— Instructions to follow —
Scan the material below for the word "gitattributes", then copy every line in which it appears.

::: Input for this task

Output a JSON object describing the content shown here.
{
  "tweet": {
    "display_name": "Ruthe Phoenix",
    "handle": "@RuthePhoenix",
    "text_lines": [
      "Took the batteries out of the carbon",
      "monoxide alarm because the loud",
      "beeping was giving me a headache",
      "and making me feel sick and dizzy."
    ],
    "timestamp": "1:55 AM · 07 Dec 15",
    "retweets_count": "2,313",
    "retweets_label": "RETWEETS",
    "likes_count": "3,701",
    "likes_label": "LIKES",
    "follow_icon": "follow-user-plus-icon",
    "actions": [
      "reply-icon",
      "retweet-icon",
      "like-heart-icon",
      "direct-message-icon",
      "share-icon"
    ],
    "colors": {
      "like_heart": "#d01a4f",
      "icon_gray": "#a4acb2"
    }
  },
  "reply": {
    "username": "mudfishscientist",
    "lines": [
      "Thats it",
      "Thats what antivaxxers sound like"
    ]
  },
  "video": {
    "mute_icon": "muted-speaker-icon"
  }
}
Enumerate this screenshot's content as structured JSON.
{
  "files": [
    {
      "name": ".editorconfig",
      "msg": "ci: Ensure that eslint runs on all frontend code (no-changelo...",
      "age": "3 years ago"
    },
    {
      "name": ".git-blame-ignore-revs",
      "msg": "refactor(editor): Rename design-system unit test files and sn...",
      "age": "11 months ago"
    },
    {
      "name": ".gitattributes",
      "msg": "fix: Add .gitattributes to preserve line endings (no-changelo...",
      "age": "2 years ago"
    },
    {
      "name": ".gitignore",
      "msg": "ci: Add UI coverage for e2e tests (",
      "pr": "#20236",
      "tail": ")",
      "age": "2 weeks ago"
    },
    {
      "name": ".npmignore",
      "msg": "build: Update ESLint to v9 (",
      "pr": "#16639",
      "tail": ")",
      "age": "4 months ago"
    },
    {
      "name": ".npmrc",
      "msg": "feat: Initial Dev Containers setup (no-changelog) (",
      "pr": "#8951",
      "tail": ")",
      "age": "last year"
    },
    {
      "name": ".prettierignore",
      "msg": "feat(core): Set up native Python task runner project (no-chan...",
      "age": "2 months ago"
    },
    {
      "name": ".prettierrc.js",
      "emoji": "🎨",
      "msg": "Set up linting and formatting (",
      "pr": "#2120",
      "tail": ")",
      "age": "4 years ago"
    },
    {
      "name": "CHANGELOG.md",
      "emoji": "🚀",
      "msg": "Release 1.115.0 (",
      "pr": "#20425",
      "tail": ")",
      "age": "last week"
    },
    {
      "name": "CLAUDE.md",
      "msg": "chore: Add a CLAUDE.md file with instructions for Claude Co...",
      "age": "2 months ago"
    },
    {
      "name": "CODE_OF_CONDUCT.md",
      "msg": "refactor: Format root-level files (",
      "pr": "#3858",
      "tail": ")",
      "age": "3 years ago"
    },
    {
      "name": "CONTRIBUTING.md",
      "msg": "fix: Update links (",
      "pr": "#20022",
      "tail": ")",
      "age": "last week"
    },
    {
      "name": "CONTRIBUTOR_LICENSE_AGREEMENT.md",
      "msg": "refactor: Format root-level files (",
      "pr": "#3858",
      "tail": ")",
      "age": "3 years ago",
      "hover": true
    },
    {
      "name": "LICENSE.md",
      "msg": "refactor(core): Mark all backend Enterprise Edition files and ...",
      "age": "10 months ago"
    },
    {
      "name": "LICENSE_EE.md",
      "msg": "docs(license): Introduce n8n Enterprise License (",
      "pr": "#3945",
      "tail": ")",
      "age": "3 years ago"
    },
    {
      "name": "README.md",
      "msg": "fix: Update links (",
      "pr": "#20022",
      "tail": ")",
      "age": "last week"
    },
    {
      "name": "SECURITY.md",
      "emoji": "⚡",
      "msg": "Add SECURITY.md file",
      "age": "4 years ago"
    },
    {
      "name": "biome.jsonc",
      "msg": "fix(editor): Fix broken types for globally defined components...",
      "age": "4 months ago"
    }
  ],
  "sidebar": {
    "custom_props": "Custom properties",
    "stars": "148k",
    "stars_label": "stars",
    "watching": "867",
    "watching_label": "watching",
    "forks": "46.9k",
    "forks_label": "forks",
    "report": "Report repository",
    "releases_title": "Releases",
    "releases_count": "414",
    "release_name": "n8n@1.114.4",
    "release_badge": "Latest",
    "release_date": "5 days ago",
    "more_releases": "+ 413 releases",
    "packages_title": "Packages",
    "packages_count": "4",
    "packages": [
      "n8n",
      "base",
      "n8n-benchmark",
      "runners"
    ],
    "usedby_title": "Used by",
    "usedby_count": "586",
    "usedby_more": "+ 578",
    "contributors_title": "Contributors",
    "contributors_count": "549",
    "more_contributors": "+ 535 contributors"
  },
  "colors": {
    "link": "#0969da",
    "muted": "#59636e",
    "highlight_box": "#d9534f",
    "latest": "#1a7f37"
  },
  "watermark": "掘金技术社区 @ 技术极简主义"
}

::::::

— Solved exercise —
      "name": ".gitattributes",
      "msg": "fix: Add .gitattributes to preserve line endings (no-changelo...",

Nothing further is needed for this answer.